Our national office is located in Washington, D.C., with regional offices in California, Florida, Ohio and Pennsylvania.
Since 1986, we have worked from coast to coast, supporting the development of thousands of miles of rail-trails for millions to explore and enjoy. We’ve helped craft rural trails that spool out over a hundred miles of open prairie, snake through mountain passes, span canyons and hug riverbanks, offering views of the countryside often unknown to the highway traveler. We’ve been a part of the connections between towns and suburbs, linking communities along vibrant corridors in much the same way as the railroads did in their heyday.
RTC’s mission, and its value, is magnified in urban areas, where one mile of trail can completely redefine the livability of a community. Where trails are more than just recreational amenities, creating opportunities for active transportation and physical activity—improving our health and wellbeing—as they safely connect us to jobs, schools, businesses, parks and cultural institutions in our own neighborhoods and beyond.
And, through our promotion of rails-with-trails—trails alongside active rail lines—we are now unlocking the true potential of transportation systems that reflect how people really get around in the 21st century.
Explore the History of Rail-Trails
Check out our interactive timeline below to browse important moments in the history of RTC and trail development in America.

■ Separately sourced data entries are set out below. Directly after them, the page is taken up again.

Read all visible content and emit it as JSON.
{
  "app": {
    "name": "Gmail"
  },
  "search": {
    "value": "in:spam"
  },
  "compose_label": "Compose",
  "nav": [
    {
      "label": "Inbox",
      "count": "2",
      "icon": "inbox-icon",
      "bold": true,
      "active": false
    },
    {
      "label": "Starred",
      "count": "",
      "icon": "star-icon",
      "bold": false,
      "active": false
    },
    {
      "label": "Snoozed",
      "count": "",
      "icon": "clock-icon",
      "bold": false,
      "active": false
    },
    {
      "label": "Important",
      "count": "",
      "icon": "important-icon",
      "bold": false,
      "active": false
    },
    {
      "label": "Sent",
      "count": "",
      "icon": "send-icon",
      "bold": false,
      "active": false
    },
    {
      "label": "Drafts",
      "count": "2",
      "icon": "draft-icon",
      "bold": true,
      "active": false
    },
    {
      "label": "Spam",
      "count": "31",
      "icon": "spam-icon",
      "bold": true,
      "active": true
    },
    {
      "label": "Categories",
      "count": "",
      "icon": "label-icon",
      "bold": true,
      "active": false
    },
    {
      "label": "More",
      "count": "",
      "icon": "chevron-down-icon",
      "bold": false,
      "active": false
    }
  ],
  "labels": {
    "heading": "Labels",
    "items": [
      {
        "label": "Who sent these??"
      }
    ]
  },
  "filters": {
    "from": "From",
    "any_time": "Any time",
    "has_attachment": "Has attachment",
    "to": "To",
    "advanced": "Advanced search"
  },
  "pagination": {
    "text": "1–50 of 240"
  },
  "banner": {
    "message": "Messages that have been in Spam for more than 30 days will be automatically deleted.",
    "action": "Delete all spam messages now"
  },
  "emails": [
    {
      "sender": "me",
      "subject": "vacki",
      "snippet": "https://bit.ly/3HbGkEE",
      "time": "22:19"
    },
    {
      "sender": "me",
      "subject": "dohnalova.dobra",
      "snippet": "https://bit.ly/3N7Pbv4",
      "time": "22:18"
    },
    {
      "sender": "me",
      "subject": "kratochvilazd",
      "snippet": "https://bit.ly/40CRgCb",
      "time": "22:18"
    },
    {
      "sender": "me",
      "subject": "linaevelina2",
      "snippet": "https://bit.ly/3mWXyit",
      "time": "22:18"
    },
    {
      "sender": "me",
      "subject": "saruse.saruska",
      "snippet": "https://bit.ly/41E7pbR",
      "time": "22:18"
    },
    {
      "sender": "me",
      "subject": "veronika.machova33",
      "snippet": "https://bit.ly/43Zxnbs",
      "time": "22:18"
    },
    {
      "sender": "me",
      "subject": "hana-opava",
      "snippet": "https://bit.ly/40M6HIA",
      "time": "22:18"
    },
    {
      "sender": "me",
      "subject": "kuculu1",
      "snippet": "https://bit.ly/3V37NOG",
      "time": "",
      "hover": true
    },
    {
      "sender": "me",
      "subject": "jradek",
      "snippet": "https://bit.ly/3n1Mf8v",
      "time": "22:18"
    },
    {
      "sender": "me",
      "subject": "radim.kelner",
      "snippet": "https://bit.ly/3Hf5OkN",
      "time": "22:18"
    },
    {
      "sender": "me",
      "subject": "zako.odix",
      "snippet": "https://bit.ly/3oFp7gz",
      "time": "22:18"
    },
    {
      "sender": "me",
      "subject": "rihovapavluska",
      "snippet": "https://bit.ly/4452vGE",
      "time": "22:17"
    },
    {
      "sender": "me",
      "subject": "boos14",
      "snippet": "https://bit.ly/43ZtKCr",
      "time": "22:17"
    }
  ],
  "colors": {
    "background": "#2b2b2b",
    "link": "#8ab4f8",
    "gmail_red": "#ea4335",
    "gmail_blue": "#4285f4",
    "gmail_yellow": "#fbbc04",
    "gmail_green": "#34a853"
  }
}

RTC is headquartered in Washington, D.C., with regional offices in California, Florida, Ohio and Pennsylvania. If you are interested in becoming a member, learning more about our trail development work, or finding out how you can get involved in local or national advocacy efforts to protect trails and trail funding, we want to hear from you!Contact Us